Affiliation: Vector-borne Disease Laboratories, Department of Pathobiological Sciences, School of Veterinary Medicine, Louisiana State University, Baton Rouge, Louisiana, 70803, United States of America.

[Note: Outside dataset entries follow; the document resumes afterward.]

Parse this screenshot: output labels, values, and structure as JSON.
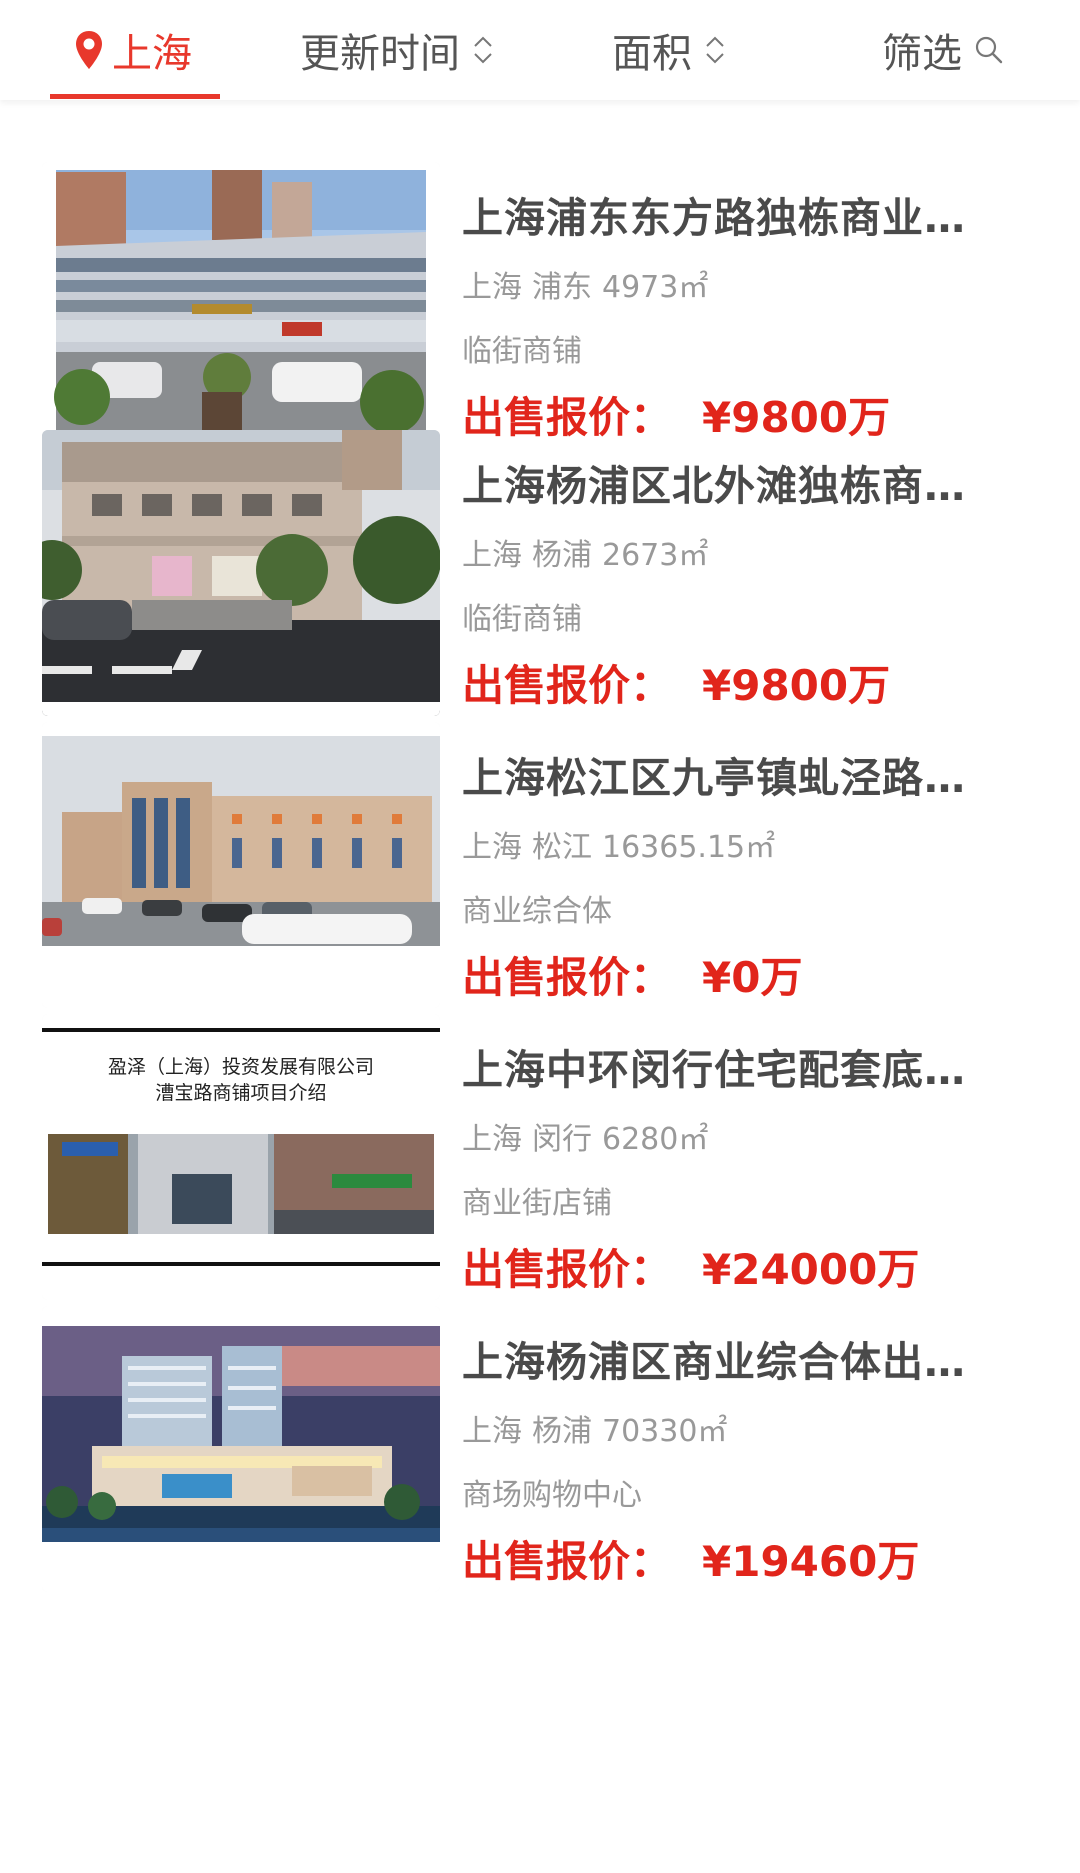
{
  "filter_bar": {
    "city": "上海",
    "sort_time": "更新时间",
    "sort_area": "面积",
    "filter": "筛选"
  },
  "colors": {
    "accent": "#e8382c",
    "price": "#e1251b",
    "title": "#4a4a4a",
    "meta": "#999999"
  },
  "listings": [
    {
      "title": "上海浦东东方路独栋商业楼出售",
      "title_display": "上海浦东东方路独栋商业…",
      "city": "上海",
      "district": "浦东",
      "area": "4973㎡",
      "category": "临街商铺",
      "price_label": "出售报价：",
      "price": "¥9800万",
      "image_icon": "office-building-photo"
    },
    {
      "title": "上海杨浦区北外滩独栋商业楼",
      "title_display": "上海杨浦区北外滩独栋商…",
      "city": "上海",
      "district": "杨浦",
      "area": "2673㎡",
      "category": "临街商铺",
      "price_label": "出售报价：",
      "price": "¥9800万",
      "image_icon": "street-building-photo"
    },
    {
      "title": "上海松江区九亭镇虬泾路商业",
      "title_display": "上海松江区九亭镇虬泾路…",
      "city": "上海",
      "district": "松江",
      "area": "16365.15㎡",
      "category": "商业综合体",
      "price_label": "出售报价：",
      "price": "¥0万",
      "image_icon": "hotel-building-photo"
    },
    {
      "title": "上海中环闵行住宅配套底商",
      "title_display": "上海中环闵行住宅配套底…",
      "city": "上海",
      "district": "闵行",
      "area": "6280㎡",
      "category": "商业街店铺",
      "price_label": "出售报价：",
      "price": "¥24000万",
      "image_icon": "presentation-slide-photo",
      "image_caption_line1": "盈泽（上海）投资发展有限公司",
      "image_caption_line2": "漕宝路商铺项目介绍"
    },
    {
      "title": "上海杨浦区商业综合体出售",
      "title_display": "上海杨浦区商业综合体出…",
      "city": "上海",
      "district": "杨浦",
      "area": "70330㎡",
      "category": "商场购物中心",
      "price_label": "出售报价：",
      "price": "¥19460万",
      "image_icon": "shopping-mall-render-photo"
    }
  ]
}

ABSTRACT
Rickettsia parkeri is an emerging eschar-causing human pathogen in the spotted fever group of Rickettsia and is transmitted by the Gulf coast tick, Amblyomma maculatum. Tick saliva has been shown to alter both the cellular and humoral components of the innate and adaptive immune systems. However, the effect of this immunomodulation on Rickettsia transmission and pathology in an immunocompetent vertebrate host has not been fully examined. We hypothesize that, by modifying the host immune response, tick feeding enhances infection and pathology of pathogenic spotted fever group Rickettsia sp. In order to assess this interaction in vivo, a pilot study was conducted using five rhesus macaques that were divided into three groups. One group was intradermally inoculated with low passage R. parkeri (Portsmouth strain) alone (n = 2) and another group was inoculated during infestation by adult, R. parkeri-free A. maculatum (n = 2). The final macaque was infested with ticks alone (tick feeding control group). Blood, lymph node and skin biopsies were collected at several time points post-inoculation/infestation to assess pathology and quantify rickettsial DNA. As opposed to the tick-only animal, all Rickettsia-inoculated macaques developed inflammatory leukograms, elevated C-reactive protein concentrations, and elevated TH1 (interferon-γ, interleukin-15) and acute phase inflammatory cytokines (interleukin-6) post-inoculation, with greater neutrophilia and interleukin-6 concentrations in the tick plus R. parkeri group. While eschars formed at all R. parkeri inoculation sites, larger and slower healing eschars were observed in the tick feeding plus R. parkeri group. Furthermore, dissemination of R. parkeri to draining lymph nodes early in infection and increased persistence at the inoculation site were observed in the tick plus R. parkeri group. This study indicates that rhesus macaques can be used to model R. parkeri rickettsiosis, and suggests that immunomodulatory factors introduced during tick feeding may enhance the pathogenicity of spotted fever group Rickettsia.

No MeSH data available.


Related in: MedlinePlus